Posts Tagged ‘Industrial’

How Michael Hart Revolutionized the Internet

September 25th, 2022

Most pundits agree that in the history of knowledge and scholarship, e-books are as important as the Gutenberg press, invented five centuries ago. Many would say that they constitute a far larger quantum leap. As opposed to their print equivalents, e-books are public goods: cost close to nothing to produce, replicate, and disseminate. Anyone with access to minimal technology or even the oldest computers can read e-books.

Project Gutenberg eBooks were being read on iPods within a week of the latter’s introduction, not to mention cell phones and smarter variants thereof, such as the iPhone. With well over 4 billion cell (mobile) phones (according to the United Nations) compared c. 1 billion computers, the former may well turn out to be the preferred platform for reading text.

Over the years, I have interviewed Michael Hart and we have corresponded prolifically on a variety of topics. I have always relished his anti-authoritarian streak. Michael is a true, unvarnished and non-compromising independent, out to empower the individual at the expense of faceless, heartless corporate and government bureaucracies.

March 8 being Michael’s 62nd birthday, we have decided to publish snippets of our exchanges.

Happy Birthday, Michael!!!

Sam:

Some people refer to you as “The First Citizen of the Internet” …

Michael:

Perhaps because I was the first person to be on the Internet’s systems without being paid to do so. Everyone else I knew of was a government employee, staff, or one of the student slave wage computer operators, their bosses, etc.

I was certainly “none of the above.”

I was probably the first “hitchhiker” on the Internet and that helped to give me the unique perspective that led to the creation of Project Gutenberg, Open Source, virtual communities, and a host of other things we all take for granted now.

Project Gutenberg was the first “site” on the Internet, the first place people went to download materials, general information, and so on. There may have been similar things at the companies that serviced the mainframes, but certainly not the general stuff the public could download or upload that we see today.

I certainly appeared to be the first to view computers as a huge communications network independent of their computing ability.

Book and Publication Surveys Can Help You Find the Best Books

March 22nd, 2022

I love to read.
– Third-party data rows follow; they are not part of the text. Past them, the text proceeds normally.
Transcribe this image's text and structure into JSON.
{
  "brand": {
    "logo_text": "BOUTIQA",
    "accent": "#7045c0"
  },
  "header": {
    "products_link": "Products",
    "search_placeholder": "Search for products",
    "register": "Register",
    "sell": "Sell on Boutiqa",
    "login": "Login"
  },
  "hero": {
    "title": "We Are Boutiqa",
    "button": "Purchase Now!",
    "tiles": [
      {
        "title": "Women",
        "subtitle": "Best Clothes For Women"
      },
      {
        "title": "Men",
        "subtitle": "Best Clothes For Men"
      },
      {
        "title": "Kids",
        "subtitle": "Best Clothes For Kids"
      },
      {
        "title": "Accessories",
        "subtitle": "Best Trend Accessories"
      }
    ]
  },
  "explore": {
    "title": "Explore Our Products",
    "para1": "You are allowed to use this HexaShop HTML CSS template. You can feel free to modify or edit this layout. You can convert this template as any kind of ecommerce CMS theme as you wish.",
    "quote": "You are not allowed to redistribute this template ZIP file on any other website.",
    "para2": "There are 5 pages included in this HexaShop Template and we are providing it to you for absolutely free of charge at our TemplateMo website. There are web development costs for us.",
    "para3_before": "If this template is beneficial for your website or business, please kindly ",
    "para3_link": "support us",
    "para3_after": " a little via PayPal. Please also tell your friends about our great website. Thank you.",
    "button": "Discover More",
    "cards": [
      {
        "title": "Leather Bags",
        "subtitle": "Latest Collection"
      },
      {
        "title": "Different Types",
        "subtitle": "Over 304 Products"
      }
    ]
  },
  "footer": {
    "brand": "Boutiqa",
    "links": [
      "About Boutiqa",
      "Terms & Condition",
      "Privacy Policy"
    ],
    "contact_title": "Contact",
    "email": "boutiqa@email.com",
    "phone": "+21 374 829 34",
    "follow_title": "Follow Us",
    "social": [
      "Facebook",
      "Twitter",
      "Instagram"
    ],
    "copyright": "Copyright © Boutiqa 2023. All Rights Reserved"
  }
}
Newspapers, magazines, periodicals, books — I even gained 18 pounds one summer eating nothing but fortune cookies to get the delicious scraps of text inside. Suffice to say I take my literary input pretty seriously (and my nutritional input significantly less so). Even with my voracious appetite for literature, however, I can’t read everything. To decide what I should read, I often rely on book and publication surveys.

I started perusing book and publication surveys when I noticed a disturbing trend; I’d always been skeptical of the glowing reviews that adorn virtually every book’s dust jacket, but I began to see online reviews that seemed like little more than wholly biased marketing written on behalf of the author. With polls, however, I could get a more objective analysis of what a wide range of people thought about a given publication; information more valuable to me than one person’s review.

Even the most objective reviewer is but one person, who has her own taste and agendas. With book and publication surveys, I can seek those that ask the questions that I care about, to the people I most identify with. With the ever-growing canon of literature, being able to avoid wasting energy on reading I won’t find interesting is a great way to maximize my time. Books and publication surveys help me love reading even more by focusing my attention on what I’ll enjoy the most.

Whether you read every day or nearly never, finding the best material is important. Book and publication surveys can help you make sure you get the most out of every word. Your time is valuable: don’t waste it with something in which you’re not going to be interested.